  14. University Library of Kaiserslautern (Technische Universität Kaiserslautern)
  15. Verein Deutscher Bibliothekarinnen und Bibliothekare e.V. (VDB)
  16. ZB MED – Information Centre for Life Sciences


  1. Greek Free Open Source Software Society (GFOSS)


  1. Hungarian Civil Liberties Union
  2. ICT Association of Hungary – IVSZ
  3. K-Monitor


  1. Technology Ireland


  1. Hermes Center for Transparency and Digital Human Rights
  2. Istituto Italiano per la Privacy e la Valorizzazione dei Dati
  3. Italian Coalition for Civil Liberties and Rights (CILD)
  4. National Online Printing Association (ANSO)


  1. LV (Latvian Startup Association)
  2. Wikimedians of Latvia User Group


  1. Aresi Labs

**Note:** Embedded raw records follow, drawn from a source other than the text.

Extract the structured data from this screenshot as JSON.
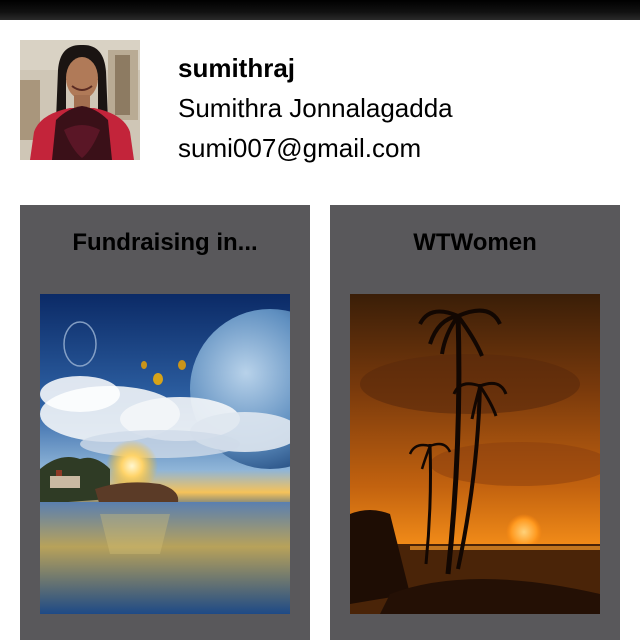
{
  "profile": {
    "username": "sumithraj",
    "full_name": "Sumithra Jonnalagadda",
    "email": "sumi007@gmail.com",
    "avatar": "profile-photo"
  },
  "cards": [
    {
      "title": "Fundraising in...",
      "image": "fantasy-sunset-planet-balloons"
    },
    {
      "title": "WTWomen",
      "image": "palm-tree-sunset"
    }
  ],
  "colors": {
    "status_bar": "#000000",
    "card_background": "#59585b",
    "page_background": "#ffffff"
  }
}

  1. Frënn vun der Ënn


  1. Commonwealth Centre for Connected Learning


  1. Dutch Association of Public Libraries (VOB)
  2. Kennisland


  1. Centrum Cyfrowe
  2. Coalition for Open Education (KOED)
  3. Creative Commons Polska
  4. Elektroniczna BIBlioteka (EBIB Association)
  5. ePaństwo Foundation
  6. Fundacja Szkoła z Klasą (School with Class Foundation)
  7. Modern Poland Foundation
  8. Ośrodek Edukacji Informatycznej i Zastosowań Komputerów w Warszawie (OEIiZK)
  9. Panoptykon Foundation
  10. Startup Poland
  11. ZIPSEE


  1. Associação D3 – Defesa dos Direitos Digitais (D³)
  2. Associação Ensino Livre
  3. Associação Nacional para o Software Livre (ANSOL)
  4. Associação para a Promoção e Desenvolvimento da Sociedade da Informação (APDSI)


  1. ActiveWatch
  2. APADOR-CH (Romanian Helsinki Committee)
  3. Association for Technology and Internet (ApTI)
  4. Association of Producers and Dealers of IT&C equipment (APDETIC)
  5. Center for Public Innovation
  6. Digital Citizens Romania
  7. ro Initiative
  8. Mediawise Society
  9. National Association of Public Librarians and Libraries in Romania (ANBPR)


  1. Creative Commons Slovakia
  2. Slovak Alliance for Innovation Economy (SAPIE)


  1. Digitas Institute
  2. Forum za digitalno družbo (Digital Society Forum)


  1. Asociación de Internautas
  2. Asociación Española de Startups (Spanish Startup Association)
  3. MaadiX
  4. Sugus
  5. Xnet


  1. Wikimedia Sverige


  1. Libraries and Archives Copyright Alliance (LACA)
  2. Open Rights Group (ORG)
  3. techUK


  1. ARTICLE 19
  2. Association for Progressive Communications (APC)
  3. Center for Democracy & Technology (CDT)
  4. COMMUNIA Association
  5. Computer and Communications Industry Association (CCIA)
  6. Copy-Me
  7. Creative Commons
  8. Electronic Frontier Foundation (EFF)
  9. Electronic Information for Libraries (EIFL)
  10. Index on Censorship
  11. International Partnership for Human Rights (IPHR)
  12. Media and Learning Association (MEDEA)
  13. Open Knowledge International (OKI)
  14. OpenMedia
  15. Software Heritage

Herman Rucic is Senior Policy Manager in the secretariat of the Copyright 4 Creativity (C4C) coalition. He is Senior Policy Manager at N-square Consulting since September 2010. [All content from this author is made available under a CC BY 4.0 license]